Study Finds Suicide Rates on the Decline

ByABC News
September 28, 2006, 5:39 PM

Sept. 29, 2006 — -- Despite a current media frenzy over high-profile suicides -- including, most recently, two Sago mine workers who lost 12 comrades to a mining disaster -- a study published in the American Journal of Public Health reports a decline in suicide rates from 1970 to 2002.

And though there has been concern that new antidepressants released in the late 1980s may increase the risk of suicide, especially among adolescents, the study shows that there are no clinical studies to prove this.

The study, led by Dr. Robert E. McKeown at the University of South Carolina, Columbia, looked at four age groups and found that suicide rates for the youngest (15 to 24 years) and oldest (65 years and older) age groups peaked in the late 1980s and early 1990s and have since steadily declined.

For the middle two age groups, rates only recently began to fall (45 to 64 years), or remained stable in recent years (25 to 44 years). Suicide rates for all age groups were lower in 2002 compared with 1970.

Suicide went from ranking as the eighth leading cause of death in 1998 to the 11th leading cause of death in 2003. Suicide, however, remains a national killer. In 2003, nearly 11 out of every 100,000 poeple living in the United States committed suicide.

According to the authors, there are several possible reasons for the drop in suicide rate. The economic prosperity of the 1990s meant that younger people didn't have a hard time finding jobs, and older people earned enough from their investments to have a comfortable retirement.

An increase in healthy life expectancy may also be a contributing factor. As people live longer, with strong social networks, they don't suffer as much from loneliness and depression, thereby reducing the risk of suicide.

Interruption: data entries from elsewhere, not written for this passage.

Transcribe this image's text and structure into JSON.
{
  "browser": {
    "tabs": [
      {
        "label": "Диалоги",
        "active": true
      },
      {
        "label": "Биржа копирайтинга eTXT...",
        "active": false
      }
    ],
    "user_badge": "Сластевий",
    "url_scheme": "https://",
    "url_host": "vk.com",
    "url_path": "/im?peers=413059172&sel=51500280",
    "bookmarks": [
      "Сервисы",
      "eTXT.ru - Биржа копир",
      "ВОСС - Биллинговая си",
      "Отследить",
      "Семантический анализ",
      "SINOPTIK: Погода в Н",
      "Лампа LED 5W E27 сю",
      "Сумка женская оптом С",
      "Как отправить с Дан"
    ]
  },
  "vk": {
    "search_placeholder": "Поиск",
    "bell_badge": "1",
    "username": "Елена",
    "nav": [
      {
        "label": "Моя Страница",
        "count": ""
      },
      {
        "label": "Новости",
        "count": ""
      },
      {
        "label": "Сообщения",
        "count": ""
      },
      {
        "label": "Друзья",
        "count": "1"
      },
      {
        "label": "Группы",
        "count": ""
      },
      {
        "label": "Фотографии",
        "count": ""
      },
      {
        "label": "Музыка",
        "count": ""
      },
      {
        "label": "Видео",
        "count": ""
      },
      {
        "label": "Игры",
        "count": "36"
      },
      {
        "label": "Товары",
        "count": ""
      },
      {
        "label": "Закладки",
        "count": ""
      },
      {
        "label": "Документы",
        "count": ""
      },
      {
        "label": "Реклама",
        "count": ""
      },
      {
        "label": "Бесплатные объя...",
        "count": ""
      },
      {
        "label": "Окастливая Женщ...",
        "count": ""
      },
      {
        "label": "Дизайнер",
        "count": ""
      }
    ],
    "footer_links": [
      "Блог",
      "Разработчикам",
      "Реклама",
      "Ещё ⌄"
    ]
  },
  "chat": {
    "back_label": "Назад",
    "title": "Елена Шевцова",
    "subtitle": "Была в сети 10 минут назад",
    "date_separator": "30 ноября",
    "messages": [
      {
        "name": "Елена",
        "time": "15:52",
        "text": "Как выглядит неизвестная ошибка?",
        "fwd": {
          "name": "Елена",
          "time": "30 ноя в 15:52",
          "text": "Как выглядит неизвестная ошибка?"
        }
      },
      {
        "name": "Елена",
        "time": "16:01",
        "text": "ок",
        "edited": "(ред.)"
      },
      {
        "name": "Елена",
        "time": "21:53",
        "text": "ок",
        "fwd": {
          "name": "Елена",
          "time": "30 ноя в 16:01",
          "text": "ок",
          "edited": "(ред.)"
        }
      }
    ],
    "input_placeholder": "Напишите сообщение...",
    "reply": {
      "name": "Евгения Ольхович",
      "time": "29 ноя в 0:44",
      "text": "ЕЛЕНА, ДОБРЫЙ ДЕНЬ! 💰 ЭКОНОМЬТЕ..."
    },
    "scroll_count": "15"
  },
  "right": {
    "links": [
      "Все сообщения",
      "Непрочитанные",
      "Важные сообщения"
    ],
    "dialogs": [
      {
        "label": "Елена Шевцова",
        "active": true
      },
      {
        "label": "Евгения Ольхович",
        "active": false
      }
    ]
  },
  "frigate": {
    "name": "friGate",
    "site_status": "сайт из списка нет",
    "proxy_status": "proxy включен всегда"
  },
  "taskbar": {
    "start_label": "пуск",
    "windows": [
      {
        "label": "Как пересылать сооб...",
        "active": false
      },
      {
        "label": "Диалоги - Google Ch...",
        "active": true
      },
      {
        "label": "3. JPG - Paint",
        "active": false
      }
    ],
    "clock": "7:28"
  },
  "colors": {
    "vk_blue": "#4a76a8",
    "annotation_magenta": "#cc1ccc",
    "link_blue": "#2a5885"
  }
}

Suicide rates began to fall around the same time that a newer class of antidepressants, serotonin-selective reuptake inhibitors (SSRIs), hit the market in 1988. It was thought that the declining suicide rates were attributable to these new drugs, which include Prozac and Paxil.